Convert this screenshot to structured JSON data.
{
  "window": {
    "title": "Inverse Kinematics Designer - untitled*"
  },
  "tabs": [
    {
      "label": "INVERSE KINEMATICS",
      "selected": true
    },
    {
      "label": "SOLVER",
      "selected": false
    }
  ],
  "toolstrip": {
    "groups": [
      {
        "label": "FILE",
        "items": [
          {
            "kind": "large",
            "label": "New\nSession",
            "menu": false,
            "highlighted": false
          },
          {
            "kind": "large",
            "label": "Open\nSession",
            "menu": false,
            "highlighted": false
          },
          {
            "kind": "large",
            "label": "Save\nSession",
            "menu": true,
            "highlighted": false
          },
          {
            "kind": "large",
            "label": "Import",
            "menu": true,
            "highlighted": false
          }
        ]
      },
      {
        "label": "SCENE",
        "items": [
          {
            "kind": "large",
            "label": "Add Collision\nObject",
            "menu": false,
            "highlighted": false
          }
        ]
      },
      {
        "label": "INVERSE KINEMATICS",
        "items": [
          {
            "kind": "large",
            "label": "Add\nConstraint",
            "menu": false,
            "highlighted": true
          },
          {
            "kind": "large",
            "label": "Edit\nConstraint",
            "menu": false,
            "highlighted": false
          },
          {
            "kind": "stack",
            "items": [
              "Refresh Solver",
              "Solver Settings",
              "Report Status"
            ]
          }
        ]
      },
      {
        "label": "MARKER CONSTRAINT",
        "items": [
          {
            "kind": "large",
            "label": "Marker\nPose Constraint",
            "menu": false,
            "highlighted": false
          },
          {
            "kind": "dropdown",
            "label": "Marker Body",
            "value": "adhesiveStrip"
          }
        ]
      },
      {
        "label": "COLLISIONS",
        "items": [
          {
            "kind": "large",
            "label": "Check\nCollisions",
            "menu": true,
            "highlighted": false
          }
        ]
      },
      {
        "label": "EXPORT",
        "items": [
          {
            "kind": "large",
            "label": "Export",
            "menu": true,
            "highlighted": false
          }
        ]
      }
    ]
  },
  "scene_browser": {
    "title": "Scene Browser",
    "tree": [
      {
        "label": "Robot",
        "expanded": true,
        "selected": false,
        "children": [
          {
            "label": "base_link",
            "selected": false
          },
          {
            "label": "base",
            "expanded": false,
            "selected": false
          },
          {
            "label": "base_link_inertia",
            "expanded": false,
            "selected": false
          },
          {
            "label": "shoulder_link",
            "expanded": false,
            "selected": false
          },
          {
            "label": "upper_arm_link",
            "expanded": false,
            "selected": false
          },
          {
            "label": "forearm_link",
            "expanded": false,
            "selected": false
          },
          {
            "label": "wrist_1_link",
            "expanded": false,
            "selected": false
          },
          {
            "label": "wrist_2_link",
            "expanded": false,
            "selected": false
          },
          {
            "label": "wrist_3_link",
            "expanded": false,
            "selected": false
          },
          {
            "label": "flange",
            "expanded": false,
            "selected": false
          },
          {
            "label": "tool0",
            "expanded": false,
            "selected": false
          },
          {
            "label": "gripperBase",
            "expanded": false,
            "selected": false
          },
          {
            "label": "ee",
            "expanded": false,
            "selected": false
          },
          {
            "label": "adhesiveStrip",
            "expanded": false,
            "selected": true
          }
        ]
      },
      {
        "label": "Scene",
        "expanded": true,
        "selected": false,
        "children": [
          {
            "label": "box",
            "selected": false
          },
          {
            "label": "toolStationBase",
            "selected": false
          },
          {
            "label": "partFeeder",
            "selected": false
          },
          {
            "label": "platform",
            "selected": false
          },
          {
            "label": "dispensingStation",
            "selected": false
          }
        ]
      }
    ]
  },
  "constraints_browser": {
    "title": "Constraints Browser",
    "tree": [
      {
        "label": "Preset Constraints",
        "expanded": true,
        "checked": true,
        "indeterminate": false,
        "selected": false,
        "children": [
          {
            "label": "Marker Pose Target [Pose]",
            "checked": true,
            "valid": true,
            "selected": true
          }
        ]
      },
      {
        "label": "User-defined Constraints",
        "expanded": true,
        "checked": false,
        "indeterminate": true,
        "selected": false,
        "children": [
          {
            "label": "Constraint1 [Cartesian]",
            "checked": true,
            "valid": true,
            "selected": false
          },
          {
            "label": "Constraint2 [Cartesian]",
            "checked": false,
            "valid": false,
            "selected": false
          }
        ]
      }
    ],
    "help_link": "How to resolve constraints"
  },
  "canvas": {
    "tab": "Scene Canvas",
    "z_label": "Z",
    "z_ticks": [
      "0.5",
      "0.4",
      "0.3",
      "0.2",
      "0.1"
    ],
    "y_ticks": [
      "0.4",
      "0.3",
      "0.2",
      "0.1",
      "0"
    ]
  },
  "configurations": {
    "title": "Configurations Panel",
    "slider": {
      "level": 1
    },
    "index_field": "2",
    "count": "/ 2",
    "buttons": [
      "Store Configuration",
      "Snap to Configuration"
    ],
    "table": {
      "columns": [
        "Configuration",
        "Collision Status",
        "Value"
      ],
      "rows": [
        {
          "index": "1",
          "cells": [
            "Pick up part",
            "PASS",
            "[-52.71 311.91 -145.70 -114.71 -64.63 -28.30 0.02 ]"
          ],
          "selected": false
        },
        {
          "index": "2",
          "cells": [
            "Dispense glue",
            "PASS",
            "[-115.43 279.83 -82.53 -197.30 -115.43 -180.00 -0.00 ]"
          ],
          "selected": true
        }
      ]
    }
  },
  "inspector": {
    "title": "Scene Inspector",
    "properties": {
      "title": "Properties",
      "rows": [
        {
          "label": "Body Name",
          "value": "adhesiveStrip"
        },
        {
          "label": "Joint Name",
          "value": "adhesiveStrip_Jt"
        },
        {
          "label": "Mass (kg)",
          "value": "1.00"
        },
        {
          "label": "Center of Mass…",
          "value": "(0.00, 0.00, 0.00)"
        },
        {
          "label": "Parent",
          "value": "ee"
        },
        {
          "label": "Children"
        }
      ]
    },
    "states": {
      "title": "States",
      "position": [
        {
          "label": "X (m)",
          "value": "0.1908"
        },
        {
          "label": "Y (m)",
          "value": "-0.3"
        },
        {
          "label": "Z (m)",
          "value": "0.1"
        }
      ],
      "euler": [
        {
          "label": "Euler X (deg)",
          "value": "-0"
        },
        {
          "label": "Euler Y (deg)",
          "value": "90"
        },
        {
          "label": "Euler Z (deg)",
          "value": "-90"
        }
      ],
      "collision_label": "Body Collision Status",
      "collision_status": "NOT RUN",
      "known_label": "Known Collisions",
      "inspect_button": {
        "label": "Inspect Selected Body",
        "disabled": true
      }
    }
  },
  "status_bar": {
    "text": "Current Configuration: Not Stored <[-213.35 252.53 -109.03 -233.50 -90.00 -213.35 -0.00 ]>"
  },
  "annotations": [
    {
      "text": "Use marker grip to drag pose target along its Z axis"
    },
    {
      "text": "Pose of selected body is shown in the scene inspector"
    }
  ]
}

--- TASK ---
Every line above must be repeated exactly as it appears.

--- SOLUTION FOR THIS PROBLEM ---
Convert this screenshot to structured JSON data.
{
  "window": {
    "title": "Inverse Kinematics Designer - untitled*"
  },
  "tabs": [
    {
      "label": "INVERSE KINEMATICS",
      "selected": true
    },
    {
      "label": "SOLVER",
      "selected": false
    }
  ],
  "toolstrip": {
    "groups": [
      {
        "label": "FILE",
        "items": [
          {
            "kind": "large",
            "label": "New\nSession",
            "menu": false,
            "highlighted": false
          },
          {
            "kind": "large",
            "label": "Open\nSession",
            "menu": false,
            "highlighted": false
          },
          {
            "kind": "large",
            "label": "Save\nSession",
            "menu": true,
            "highlighted": false
          },
          {
            "kind": "large",
            "label": "Import",
            "menu": true,
            "highlighted": false
          }
        ]
      },
      {
        "label": "SCENE",
        "items": [
          {
            "kind": "large",
            "label": "Add Collision\nObject",
            "menu": false,
            "highlighted": false
          }
        ]
      },
      {
        "label": "INVERSE KINEMATICS",
        "items": [
          {
            "kind": "large",
            "label": "Add\nConstraint",
            "menu": false,
            "highlighted": true
          },
          {
            "kind": "large",
            "label": "Edit\nConstraint",
            "menu": false,
            "highlighted": false
          },
          {
            "kind": "stack",
            "items": [
              "Refresh Solver",
              "Solver Settings",
              "Report Status"
            ]
          }
        ]
      },
      {
        "label": "MARKER CONSTRAINT",
        "items": [
          {
            "kind": "large",
            "label": "Marker\nPose Constraint",
            "menu": false,
            "highlighted": false
          },
          {
            "kind": "dropdown",
            "label": "Marker Body",
            "value": "adhesiveStrip"
          }
        ]
      },
      {
        "label": "COLLISIONS",
        "items": [
          {
            "kind": "large",
            "label": "Check\nCollisions",
            "menu": true,
            "highlighted": false
          }
        ]
      },
      {
        "label": "EXPORT",
        "items": [
          {
            "kind": "large",
            "label": "Export",
            "menu": true,
            "highlighted": false
          }
        ]
      }
    ]
  },
  "scene_browser": {
    "title": "Scene Browser",
    "tree": [
      {
        "label": "Robot",
        "expanded": true,
        "selected": false,
        "children": [
          {
            "label": "base_link",
            "selected": false
          },
          {
            "label": "base",
            "expanded": false,
            "selected": false
          },
          {
            "label": "base_link_inertia",
            "expanded": false,
            "selected": false
          },
          {
            "label": "shoulder_link",
            "expanded": false,
            "selected": false
          },
          {
            "label": "upper_arm_link",
            "expanded": false,
            "selected": false
          },
          {
            "label": "forearm_link",
            "expanded": false,
            "selected": false
          },
          {
            "label": "wrist_1_link",
            "expanded": false,
            "selected": false
          },
          {
            "label": "wrist_2_link",
            "expanded": false,
            "selected": false
          },
          {
            "label": "wrist_3_link",
            "expanded": false,
            "selected": false
          },
          {
            "label": "flange",
            "expanded": false,
            "selected": false
          },
          {
            "label": "tool0",
            "expanded": false,
            "selected": false
          },
          {
            "label": "gripperBase",
            "expanded": false,
            "selected": false
          },
          {
            "label": "ee",
            "expanded": false,
            "selected": false
          },
          {
            "label": "adhesiveStrip",
            "expanded": false,
            "selected": true
          }
        ]
      },
      {
        "label": "Scene",
        "expanded": true,
        "selected": false,
        "children": [
          {
            "label": "box",
            "selected": false
          },
          {
            "label": "toolStationBase",
            "selected": false
          },
          {
            "label": "partFeeder",
            "selected": false
          },
          {
            "label": "platform",
            "selected": false
          },
          {
            "label": "dispensingStation",
            "selected": false
          }
        ]
      }
    ]
  },
  "constraints_browser": {
    "title": "Constraints Browser",
    "tree": [
      {
        "label": "Preset Constraints",
        "expanded": true,
        "checked": true,
        "indeterminate": false,
        "selected": false,
        "children": [
          {
            "label": "Marker Pose Target [Pose]",
            "checked": true,
            "valid": true,
            "selected": true
          }
        ]
      },
      {
        "label": "User-defined Constraints",
        "expanded": true,
        "checked": false,
        "indeterminate": true,
        "selected": false,
        "children": [
          {
            "label": "Constraint1 [Cartesian]",
            "checked": true,
            "valid": true,
            "selected": false
          },
          {
            "label": "Constraint2 [Cartesian]",
            "checked": false,
            "valid": false,
            "selected": false
          }
        ]
      }
    ],
    "help_link": "How to resolve constraints"
  },
  "canvas": {
    "tab": "Scene Canvas",
    "z_label": "Z",
    "z_ticks": [
      "0.5",
      "0.4",
      "0.3",
      "0.2",
      "0.1"
    ],
    "y_ticks": [
      "0.4",
      "0.3",
      "0.2",
      "0.1",
      "0"
    ]
  },
  "configurations": {
    "title": "Configurations Panel",
    "slider": {
      "level": 1
    },
    "index_field": "2",
    "count": "/ 2",
    "buttons": [
      "Store Configuration",
      "Snap to Configuration"
    ],
    "table": {
      "columns": [
        "Configuration",
        "Collision Status",
        "Value"
      ],
      "rows": [
        {
          "index": "1",
          "cells": [
            "Pick up part",
            "PASS",
            "[-52.71 311.91 -145.70 -114.71 -64.63 -28.30 0.02 ]"
          ],
          "selected": false
        },
        {
          "index": "2",
          "cells": [
            "Dispense glue",
            "PASS",
            "[-115.43 279.83 -82.53 -197.30 -115.43 -180.00 -0.00 ]"
          ],
          "selected": true
        }
      ]
    }
  },
  "inspector": {
    "title": "Scene Inspector",
    "properties": {
      "title": "Properties",
      "rows": [
        {
          "label": "Body Name",
          "value": "adhesiveStrip"
        },
        {
          "label": "Joint Name",
          "value": "adhesiveStrip_Jt"
        },
        {
          "label": "Mass (kg)",
          "value": "1.00"
        },
        {
          "label": "Center of Mass…",
          "value": "(0.00, 0.00, 0.00)"
        },
        {
          "label": "Parent",
          "value": "ee"
        },
        {
          "label": "Children"
        }
      ]
    },
    "states": {
      "title": "States",
      "position": [
        {
          "label": "X (m)",
          "value": "0.1908"
        },
        {
          "label": "Y (m)",
          "value": "-0.3"
        },
        {
          "label": "Z (m)",
          "value": "0.1"
        }
      ],
      "euler": [
        {
          "label": "Euler X (deg)",
          "value": "-0"
        },
        {
          "label": "Euler Y (deg)",
          "value": "90"
        },
        {
          "label": "Euler Z (deg)",
          "value": "-90"
        }
      ],
      "collision_label": "Body Collision Status",
      "collision_status": "NOT RUN",
      "known_label": "Known Collisions",
      "inspect_button": {
        "label": "Inspect Selected Body",
        "disabled": true
      }
    }
  },
  "status_bar": {
    "text": "Current Configuration: Not Stored <[-213.35 252.53 -109.03 -233.50 -90.00 -213.35 -0.00 ]>"
  },
  "annotations": [
    {
      "text": "Use marker grip to drag pose target along its Z axis"
    },
    {
      "text": "Pose of selected body is shown in the scene inspector"
    }
  ]
}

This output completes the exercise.